Oct. 9, 2009
by Jon Cooper
OSR Sting EXTRA
ATLANTA — Once you taste success, it’s impossible to get rid of the hunger for more. The more you taste, it the hungrier you get to taste it again.
Georgia Tech senior Amanda McDowell is ravenous.
Her freshman season saw her participate in 50 winning matches (39 singles, 11 doubles), she clinched Tech’s third consecutive ACC Tournament championship, and helped seal the NCAA Team title.
McDowell followed that season by winning 17 of her first 18 matches as a sophomore on her way to a school-record 45 wins, then won the NCAA Singles Championship. She also became the first — and is still the only — Tech female athlete to win national player of the year honors.

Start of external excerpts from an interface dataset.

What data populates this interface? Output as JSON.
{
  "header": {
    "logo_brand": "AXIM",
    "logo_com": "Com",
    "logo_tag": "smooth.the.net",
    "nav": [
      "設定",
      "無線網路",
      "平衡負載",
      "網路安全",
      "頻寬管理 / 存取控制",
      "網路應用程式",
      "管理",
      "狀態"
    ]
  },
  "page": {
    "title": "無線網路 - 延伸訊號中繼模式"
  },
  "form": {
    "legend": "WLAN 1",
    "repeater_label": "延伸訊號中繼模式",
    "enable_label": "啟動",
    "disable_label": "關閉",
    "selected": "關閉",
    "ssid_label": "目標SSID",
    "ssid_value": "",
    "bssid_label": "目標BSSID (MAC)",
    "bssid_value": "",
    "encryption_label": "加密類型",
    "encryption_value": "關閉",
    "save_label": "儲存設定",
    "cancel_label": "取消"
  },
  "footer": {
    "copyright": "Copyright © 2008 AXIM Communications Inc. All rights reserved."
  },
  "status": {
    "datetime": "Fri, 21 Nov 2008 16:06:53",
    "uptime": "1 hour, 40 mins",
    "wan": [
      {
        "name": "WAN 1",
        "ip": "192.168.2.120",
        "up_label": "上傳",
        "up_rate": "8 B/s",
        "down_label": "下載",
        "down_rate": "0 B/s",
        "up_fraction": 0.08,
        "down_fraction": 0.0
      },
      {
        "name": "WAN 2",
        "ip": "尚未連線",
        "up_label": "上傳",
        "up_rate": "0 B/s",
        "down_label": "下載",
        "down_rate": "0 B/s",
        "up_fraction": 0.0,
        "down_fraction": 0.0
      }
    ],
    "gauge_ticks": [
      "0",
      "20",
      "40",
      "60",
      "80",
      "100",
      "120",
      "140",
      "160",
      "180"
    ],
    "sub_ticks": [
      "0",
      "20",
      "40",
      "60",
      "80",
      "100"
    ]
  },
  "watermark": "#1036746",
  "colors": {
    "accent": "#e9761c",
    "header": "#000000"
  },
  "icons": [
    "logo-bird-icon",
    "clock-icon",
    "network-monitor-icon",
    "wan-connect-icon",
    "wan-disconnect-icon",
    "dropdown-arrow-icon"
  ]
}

She ended up earning a berth in the U.S. Open.
Last year, despite a slow start, and playing through severe back pain, she helped lead Georgia Tech to a fifth straight Sweet 16 appearance in the NCAAs, and teamed with freshman Irina Falconi to win the doubles title at the Riviera/ITA All-American Tournament.
She hasn’t considered curbing her appetite for victories this season.
“This is my last year so I just want to enjoy every second of it, and would like to get one more team title,” said McDowell, who split her first two singles and doubles matches at this year’s Georgia Tech Fall Invitational. “That is my ultimate goal.”
That goal will take a detour this weekend as McDowell and Falconi will be on the West Coast to defend their doubles championship at the 2009 Riviera/ITA All-American Tournament at the Riviera Tennis Club in Pacific Palisades, Calif. (Falconi will also compete in singles competition).
It’s a return to the scene of their triumph. Last year, despite being ranked 30th, they dominated the field, finishing the job by upsetting Fresno State’s eighth-ranked duo of Renata Kucerkova and Anastasia Petukhov in the finals.
McDowell has earned quite a reputation for winning.
“She’s got an NCAA team title under her belt, she’s got an NCAA individual singles title under her belt,” said womens coach Bryan Shelton. “Right off the bat that speaks to everyone on this team.
“The biggest thing about her leadership is that it’s by example first and foremost. But I think understanding that we have a very young group of players, she knows that not only does she need to lead by example, but she needs to be vocal. Fortunately we’ve got a team that is willing to follow that lead.”
McDowell raised her credibility a peg last season with the example she set by battling through a back injury that she said affected her most at the end of the season. She still won 14 of her final 17 matches, was named All-ACC for the second straight season and to ESPN The Magazine’s Academic All-District III team.
“I think in any sport you’re going to play through a little bit of pain,” she said. “It taught me that I had to be extra focused on the court when I was trying to play through that pain. I wanted to keep my matches as short as possible to really stay on top of my opponent. So I think it helped me to just be focused out there.”
That focus included drawing on her experience.
“Whenever you’re battling through an obstacle on the court, you just try to pull from your positive experiences and some of the success you’ve had in the past,” she said. “Drawing from those experiences and past successes helped me.”
Shelton put it another way.
“It’s that old adage, ‘whatever doesn’t kill you makes you stronger,'” he said. “That’s part of sports. You’re going to have injuries, you’re going to be sick, you’re not going to be at 100 percent all the time. When you don’t have your very best is a lesson for everyone to learn, especially the young ones.”
Falconi has paid close attention to McDowell.
“She’s had success both individually, in doubles, in singles, and the team experience,” said the sophomore who followed in McDowell’s footsteps by playing in the 2009 U.S. Open qualifiers. “Her attitude, her competitive spirit is just unbelievable. That’s kind of her motto on court, ‘Do whatever it takes.’
“She strongly believes in that. I think if we all have the same mentality and spirit on the court, great things are going to happen.”
They’re so close to big-time success they can taste it.